Austen’s reputation can need rescuing from her fans, too. Also in Mansfield Park is the single bawdy remark in the Austen “canon”. It is disputed.
Mary Crawford and her brother Henry come to stay in the parsonage of the Bertram estate. They had been living with their retired admiral uncle but he installed a mistress in his home after his wife died and it was no longer seemly for respectable people to stay. Of course not!
Mary and the second son of the family, Edmund, flirt. She is worldly where he is not, having been in company of seafaring men who evidently have very different ideas about what is acceptable discourse, and she tells Edmund so in the following passage:
Of various admirals, I could tell you a great deal; of them and their flags, and the gradation of their pay, and their bickerings and jealousies. But in general, I can assure you that they are all passed over, and all very ill used. Certainly, my home at my uncle’s brought me acquainted with a circle of admirals. Of Rears and Vices, I saw enough. Now, do not be suspecting me of a pun, I entreat.
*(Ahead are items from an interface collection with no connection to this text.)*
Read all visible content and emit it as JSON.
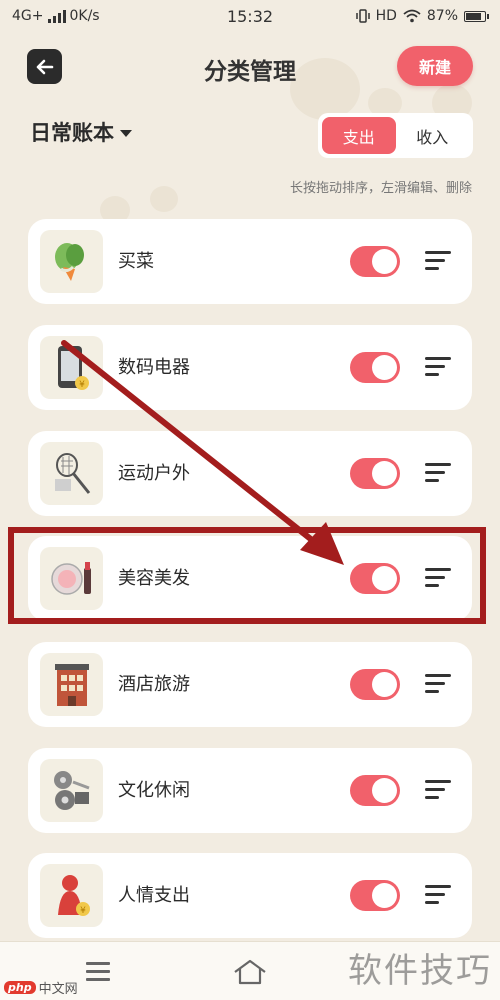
{
  "status_bar": {
    "network": "4G+",
    "speed": "0K/s",
    "time": "15:32",
    "hd": "HD",
    "battery": "87%"
  },
  "header": {
    "title": "分类管理",
    "new_label": "新建",
    "back_icon": "back-arrow-icon"
  },
  "book": {
    "name": "日常账本"
  },
  "segment": {
    "expense": "支出",
    "income": "收入",
    "selected": "支出"
  },
  "hint": "长按拖动排序，左滑编辑、删除",
  "categories": [
    {
      "label": "买菜",
      "icon": "vegetable-icon",
      "enabled": true
    },
    {
      "label": "数码电器",
      "icon": "phone-icon",
      "enabled": true
    },
    {
      "label": "运动户外",
      "icon": "racket-icon",
      "enabled": true
    },
    {
      "label": "美容美发",
      "icon": "makeup-icon",
      "enabled": true
    },
    {
      "label": "酒店旅游",
      "icon": "hotel-icon",
      "enabled": true
    },
    {
      "label": "文化休闲",
      "icon": "film-reel-icon",
      "enabled": true
    },
    {
      "label": "人情支出",
      "icon": "person-coin-icon",
      "enabled": true
    }
  ],
  "colors": {
    "accent": "#f1616b",
    "background": "#f2ece1",
    "annotation": "#a31d1d"
  },
  "watermark": {
    "site": "软件技巧",
    "badge": "php",
    "brand": "中文网"
  }
}
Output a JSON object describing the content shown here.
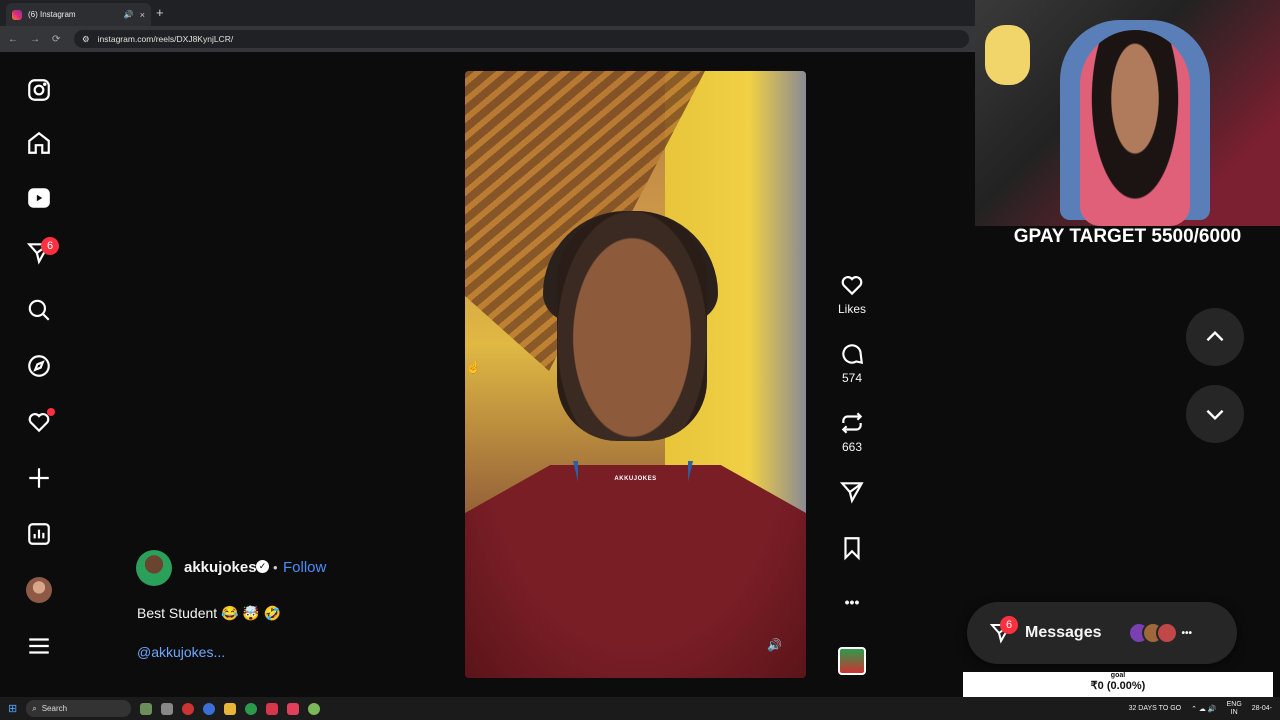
{
  "browser": {
    "tab_title": "(6) Instagram",
    "url": "instagram.com/reels/DXJ8KynjLCR/",
    "new_tab": "+",
    "tab_close": "×",
    "tab_audio": "🔊"
  },
  "sidebar": {
    "messages_badge": "6"
  },
  "reel": {
    "watermark": "AKKUJOKES",
    "volume_icon": "🔊"
  },
  "actions": {
    "likes_label": "Likes",
    "comments_count": "574",
    "reposts_count": "663",
    "more": "•••"
  },
  "caption": {
    "username": "akkujokes",
    "verified": "✓",
    "separator": "•",
    "follow_label": "Follow",
    "text": "Best Student 😂 🤯 🤣",
    "mention": "@akkujokes..."
  },
  "stream_overlay": {
    "gpay_target": "GPAY TARGET 5500/6000",
    "goal_label": "goal",
    "goal_value": "₹0 (0.00%)"
  },
  "messages": {
    "label": "Messages",
    "badge": "6",
    "more": "•••"
  },
  "taskbar": {
    "search": "Search",
    "weather": "32 DAYS TO GO",
    "lang": "ENG",
    "region": "IN",
    "date": "28-04-"
  },
  "colors": {
    "accent_blue": "#4b8cf7",
    "badge_red": "#ff3040",
    "background": "#0c0c0c"
  }
}
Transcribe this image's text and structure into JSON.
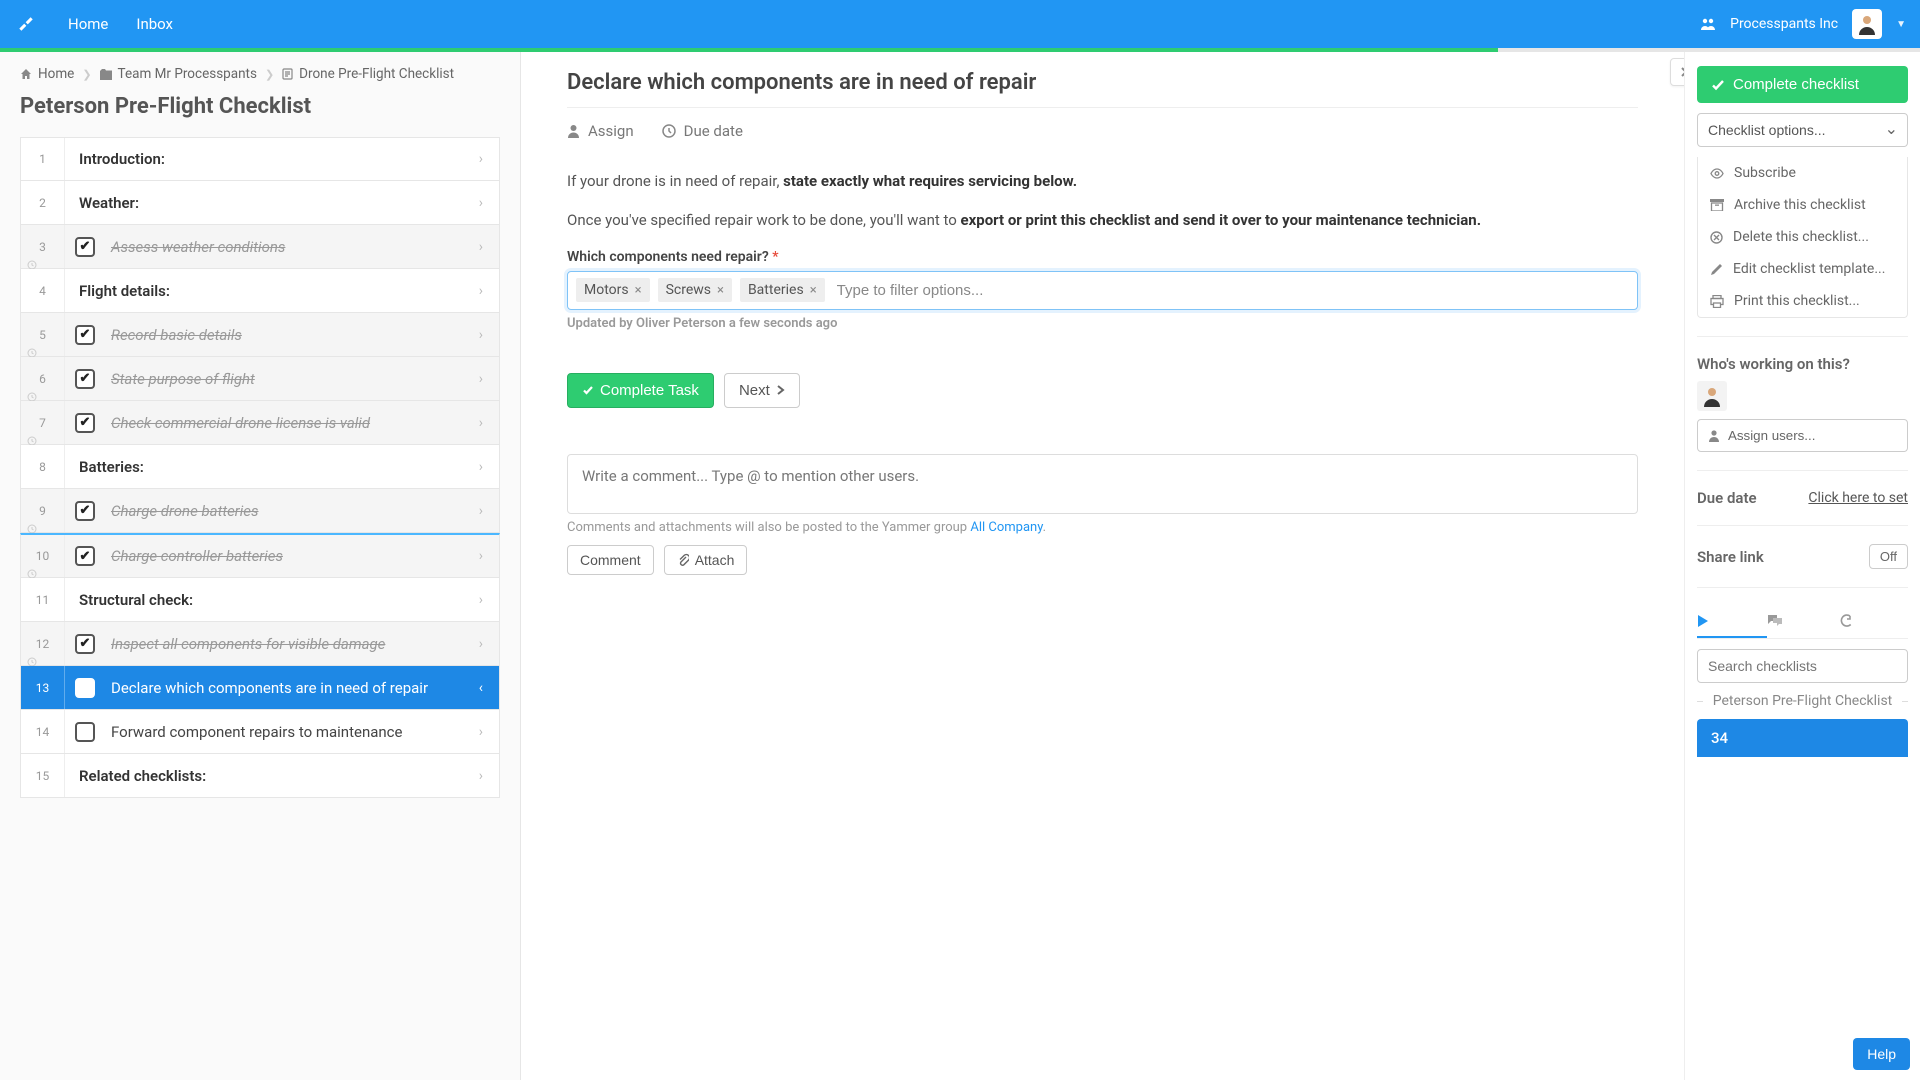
{
  "topbar": {
    "nav_home": "Home",
    "nav_inbox": "Inbox",
    "org_name": "Processpants Inc"
  },
  "breadcrumbs": {
    "home": "Home",
    "team": "Team Mr Processpants",
    "template": "Drone Pre-Flight Checklist"
  },
  "page_title": "Peterson Pre-Flight Checklist",
  "steps": [
    {
      "num": "1",
      "label": "Introduction:",
      "heading": true,
      "done": false,
      "selected": false
    },
    {
      "num": "2",
      "label": "Weather:",
      "heading": true,
      "done": false,
      "selected": false
    },
    {
      "num": "3",
      "label": "Assess weather conditions",
      "heading": false,
      "done": true,
      "selected": false
    },
    {
      "num": "4",
      "label": "Flight details:",
      "heading": true,
      "done": false,
      "selected": false
    },
    {
      "num": "5",
      "label": "Record basic details",
      "heading": false,
      "done": true,
      "selected": false
    },
    {
      "num": "6",
      "label": "State purpose of flight",
      "heading": false,
      "done": true,
      "selected": false
    },
    {
      "num": "7",
      "label": "Check commercial drone license is valid",
      "heading": false,
      "done": true,
      "selected": false
    },
    {
      "num": "8",
      "label": "Batteries:",
      "heading": true,
      "done": false,
      "selected": false
    },
    {
      "num": "9",
      "label": "Charge drone batteries",
      "heading": false,
      "done": true,
      "selected": false
    },
    {
      "num": "10",
      "label": "Charge controller batteries",
      "heading": false,
      "done": true,
      "selected": false,
      "sepline": true
    },
    {
      "num": "11",
      "label": "Structural check:",
      "heading": true,
      "done": false,
      "selected": false
    },
    {
      "num": "12",
      "label": "Inspect all components for visible damage",
      "heading": false,
      "done": true,
      "selected": false
    },
    {
      "num": "13",
      "label": "Declare which components are in need of repair",
      "heading": false,
      "done": false,
      "selected": true
    },
    {
      "num": "14",
      "label": "Forward component repairs to maintenance",
      "heading": false,
      "done": false,
      "selected": false
    },
    {
      "num": "15",
      "label": "Related checklists:",
      "heading": true,
      "done": false,
      "selected": false
    }
  ],
  "task": {
    "title": "Declare which components are in need of repair",
    "assign": "Assign",
    "due": "Due date",
    "body_intro": "If your drone is in need of repair, ",
    "body_intro_strong": "state exactly what requires servicing below.",
    "body2_pre": "Once you've specified repair work to be done, you'll want to ",
    "body2_strong": "export or print this checklist and send it over to your maintenance technician.",
    "field_label": "Which components need repair?",
    "tags": [
      "Motors",
      "Screws",
      "Batteries"
    ],
    "tag_placeholder": "Type to filter options...",
    "updated": "Updated by Oliver Peterson a few seconds ago",
    "complete_btn": "Complete Task",
    "next_btn": "Next",
    "comment_placeholder": "Write a comment... Type @ to mention other users.",
    "comment_note_pre": "Comments and attachments will also be posted to the Yammer group ",
    "comment_note_link": "All Company",
    "comment_btn": "Comment",
    "attach_btn": "Attach"
  },
  "right": {
    "complete_checklist": "Complete checklist",
    "options_label": "Checklist options...",
    "menu": {
      "subscribe": "Subscribe",
      "archive": "Archive this checklist",
      "delete": "Delete this checklist...",
      "edit": "Edit checklist template...",
      "print": "Print this checklist..."
    },
    "whos_working": "Who's working on this?",
    "assign_users": "Assign users...",
    "due_date_label": "Due date",
    "due_date_set": "Click here to set",
    "share_link": "Share link",
    "share_toggle": "Off",
    "search_placeholder": "Search checklists",
    "bc_label": "Peterson Pre-Flight Checklist",
    "card_count": "34",
    "help": "Help"
  }
}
This is a very clever way of showing worldliness. Mary shows that she knows what “rears and vices” together mean while giving herself the ability to deny it. A surprising number of attempts to exonerate Austen (and in the process Mary) by Austenphiles seems to me to fail, though it is true that it is easy to be anachronistic. But hey – in this case, it’s what it says on the tin.
Austen puritans allege that their darling was highly moral and would not have written this with sexual intent. One counter explanation is that it refers to flogging, because buggery was a capital offence at the time, with more hangings for it than murders in the navy, while flogging was legal.
That won’t wash really. If flogging was meant, why was it a vice instead of a punishment? Unless. . .but that would never do. And if there were more hangings for buggery than murder, it just might be because there was rather a lot of it about. It would certainly be the occasion of jokes then as now. Austen had relations who were admirals and may be assumed to have a good knowledge of salty talk. She does not shy in Mansfield Park from writing of adultery, or in Sense and Sensibility of fornication.
And her purpose in this passage is to show a low character as Mary turns out to be. Austen is not approving of buggery any more than she is of adultery by Mary’s brother, or fornication by the jilting beau of Marianne in Sense and Sensibility.
And and and! there must have been some purpose behind burning Austen’s letters and papers after her death. Her tongue was sharp and she may have had rude things to say about powerful people^^^, but she may just as well also have peppered her private correspondence with sauce.
Rule on, Saint Jane.
*Alcestis has been rendered into English by Ted Hughes. It is truly frightening.
^This is a joke. If you get it, you know more about Jane Austen than I do.
** OK, OK. Just having fun.
***Twain enjoyed jousting with his admirer and good friend William Dean Howells (Howells aptly called Twain “the Lincoln of our literature”), who was also an admirer of Austen. Twain took a very pointed stick to James Fenimore Cooper, trashing him for stated literary crimes, but only fulminates over Austen. His tongue may have been in his cheek.
^^^See Wiki for an example of Austen’s kicking against the pricks by satirising the librarian of the Prince Regent, an admirer.